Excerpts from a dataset

=-=-=

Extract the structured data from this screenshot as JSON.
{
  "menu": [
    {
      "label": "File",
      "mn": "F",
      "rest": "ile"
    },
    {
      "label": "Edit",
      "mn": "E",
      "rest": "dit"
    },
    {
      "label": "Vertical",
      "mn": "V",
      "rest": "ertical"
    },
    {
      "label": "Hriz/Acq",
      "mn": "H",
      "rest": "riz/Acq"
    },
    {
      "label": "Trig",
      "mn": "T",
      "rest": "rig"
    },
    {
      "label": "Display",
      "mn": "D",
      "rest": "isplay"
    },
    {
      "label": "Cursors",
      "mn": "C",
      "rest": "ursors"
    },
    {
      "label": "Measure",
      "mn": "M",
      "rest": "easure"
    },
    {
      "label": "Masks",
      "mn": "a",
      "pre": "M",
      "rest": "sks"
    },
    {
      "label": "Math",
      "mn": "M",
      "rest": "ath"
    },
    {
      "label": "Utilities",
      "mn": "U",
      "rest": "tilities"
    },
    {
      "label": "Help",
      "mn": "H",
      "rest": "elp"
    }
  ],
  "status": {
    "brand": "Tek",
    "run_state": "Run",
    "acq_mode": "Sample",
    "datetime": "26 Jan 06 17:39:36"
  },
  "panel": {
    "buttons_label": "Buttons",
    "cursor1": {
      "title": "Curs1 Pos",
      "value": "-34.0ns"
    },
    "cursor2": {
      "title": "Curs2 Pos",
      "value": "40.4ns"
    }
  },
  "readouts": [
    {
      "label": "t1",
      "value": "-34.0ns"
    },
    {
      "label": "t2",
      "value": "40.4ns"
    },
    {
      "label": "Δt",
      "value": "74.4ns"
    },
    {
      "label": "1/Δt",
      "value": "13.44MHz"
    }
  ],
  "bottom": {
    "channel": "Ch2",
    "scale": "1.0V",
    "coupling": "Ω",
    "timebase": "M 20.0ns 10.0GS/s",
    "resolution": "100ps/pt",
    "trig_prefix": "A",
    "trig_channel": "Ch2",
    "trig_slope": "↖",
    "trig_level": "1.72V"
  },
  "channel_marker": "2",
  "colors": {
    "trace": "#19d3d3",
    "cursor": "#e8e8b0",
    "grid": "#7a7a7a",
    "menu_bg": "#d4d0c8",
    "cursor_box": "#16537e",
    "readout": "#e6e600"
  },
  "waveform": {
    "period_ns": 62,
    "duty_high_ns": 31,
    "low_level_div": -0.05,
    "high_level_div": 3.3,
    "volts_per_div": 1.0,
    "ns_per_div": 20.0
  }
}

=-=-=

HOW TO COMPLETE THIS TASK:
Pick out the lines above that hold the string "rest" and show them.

WRITTEN RESPONSE:
      "rest": "ile"
      "rest": "dit"
      "rest": "ertical"
      "rest": "riz/Acq"
      "rest": "rig"
      "rest": "isplay"
      "rest": "ursors"
      "rest": "easure"
      "rest": "sks"
      "rest": "ath"
      "rest": "tilities"
      "rest": "elp"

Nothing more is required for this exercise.